  31. ^ Apollonius Rhodius, Argonautica 4.610ff (trans. Rieu)
  32. ^ Diodorus Siculus, Library of History 4. 71. 3
  33. ^ Hyginus, Astronomica 2.14
  34. ^ Ovid, Fasti 6. 735
  35. ^ Cicero, De Natura Deorum 2. 24
  36. ^ "Asclepeion of ancient Trikki | Municipality of Trikala". Municipality of Trikala.
  37. ^ a b Edelstein, Ludwig and Emma Edelstein. Asclepius: a Collection and Interpretation of the Testimonies. Vol. 2. Baltimore: Johns Hopkins Press, 1998. p. 243
  38. ^ Wickkiser, Bronwen. Asklepios, Medicine, and the Politics of Healing in Fifth-century Greece: Between Craft and Cult. Johns Hopkins Press, 2008. p. 106
  39. ^ Sigerist 1987, pp. 63ff

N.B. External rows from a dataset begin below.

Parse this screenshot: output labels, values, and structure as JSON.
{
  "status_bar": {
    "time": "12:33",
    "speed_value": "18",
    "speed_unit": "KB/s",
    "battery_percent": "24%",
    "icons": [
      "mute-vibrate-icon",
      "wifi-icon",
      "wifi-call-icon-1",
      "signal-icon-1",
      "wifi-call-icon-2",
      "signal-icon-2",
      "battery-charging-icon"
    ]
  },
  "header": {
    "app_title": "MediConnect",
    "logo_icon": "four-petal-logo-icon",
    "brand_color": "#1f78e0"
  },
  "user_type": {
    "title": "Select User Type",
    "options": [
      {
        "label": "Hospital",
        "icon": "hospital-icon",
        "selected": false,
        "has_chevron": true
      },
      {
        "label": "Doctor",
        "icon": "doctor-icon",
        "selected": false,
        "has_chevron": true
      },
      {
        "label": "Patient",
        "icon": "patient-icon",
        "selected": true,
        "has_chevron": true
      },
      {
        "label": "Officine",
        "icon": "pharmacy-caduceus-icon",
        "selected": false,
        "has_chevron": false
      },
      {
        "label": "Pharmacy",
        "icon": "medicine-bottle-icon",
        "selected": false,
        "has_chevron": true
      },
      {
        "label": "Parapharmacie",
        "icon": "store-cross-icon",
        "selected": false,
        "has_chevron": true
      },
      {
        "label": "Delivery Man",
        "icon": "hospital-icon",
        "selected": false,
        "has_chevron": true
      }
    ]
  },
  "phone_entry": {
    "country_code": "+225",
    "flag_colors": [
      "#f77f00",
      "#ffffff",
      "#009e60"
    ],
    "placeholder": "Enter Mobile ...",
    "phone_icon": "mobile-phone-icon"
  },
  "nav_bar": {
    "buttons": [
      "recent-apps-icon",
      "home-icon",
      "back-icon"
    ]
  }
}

  40. ^ a b Farnell, Chapter 10, "The Cult of Asklepios" (pp. 234–279)
  41. ^ a b Lucian, Alexander the False Prophet (trans A.M. Harmon) (Cambridge: Loeb Classical Library, 1936), Lucian, vol IV. Accessible online at
  42. ^ Bank of Greece. Drachma Banknotes Archived 11 July 2010 at the Wayback Machine. 10,000 drachma note (pdf) Archived 11 June 2011 at the Wayback Machine – Retrieved on 26 July 2010.


  • Edelstein, Ludwig and Emma Edelstein. Asclepius: Collection and Interpretation of the Testimonies. JHU Press, 1998.
  • von Ehrenheim, Hedvig. Greek Incubation Rituals in Classical and Hellenistic Times. Kernos. Supplément, 29. Liège: Presses Universitaires de Liège, 2015.
  • Farnell, Lewis Richard. Greek Hero Cults and Ideas of Immortality, (Oxford Clarendon Press,1921).
  • Grimal, Pierre, The Dictionary of Classical Mythology, Wiley-Blackwell, 1996, ISBN 978-0-631-20102-1. "Asclepius" pp. 62–63
  • Hart, Gerald D. MD. Asclepius: The God of Medicine (Royal Society of Medicine Press, 2000)
  • Kool, S. "The Soother of Evil Pains: Asclepius and Freud." Akroterion 60, 2015, pp. 13–32.
  • LiDonnici, Lynn R. The Epidaurian Miracle Inscriptions: Text, Translation, and Commentary. Atlanta: Scholars, 1995.
  • Mitchell-Boyask, Robin, Plague and the Athenian Imagination: Drama, History and the Cult of Asclepius, Cambridge University Press, 2008, ISBN 978-0-521-87345-1.
  • Oberhelman, Steven M. (ed.), Dreams, Healing, and Medicine in Greece: From Antiquity to the Present. Farnham; Burlington, VT: Ashgate, 2013.
  • Renberg, Gil H. “Public and Private Places of Worship in the Cult of Asclepius at Rome.” Memoirs of the American Academy in Rome, 51/52, 2006, pp. 87–172.
  • Riethmüller, Jürgen W. Asklepios : Heiligtümer und Kulte, Heidelberg, Verlag Archäologie und Geschichte, 2005, ISBN 3-935289-30-8
  • Sigerist, Henry E. (1987). A History of Medicine Volume 2: Early Greek, Hindu, and Persian Medicine (1st ed.). New York: Oxford University Press. ISBN 978-0-19-505079-0.
  • Wickkiser, Bronwen. Asklepios, Medicine, and the Politics of Healing in Fifth-century Greece: Between Craft and Cult. JHU Press, 2008.

External linksEdit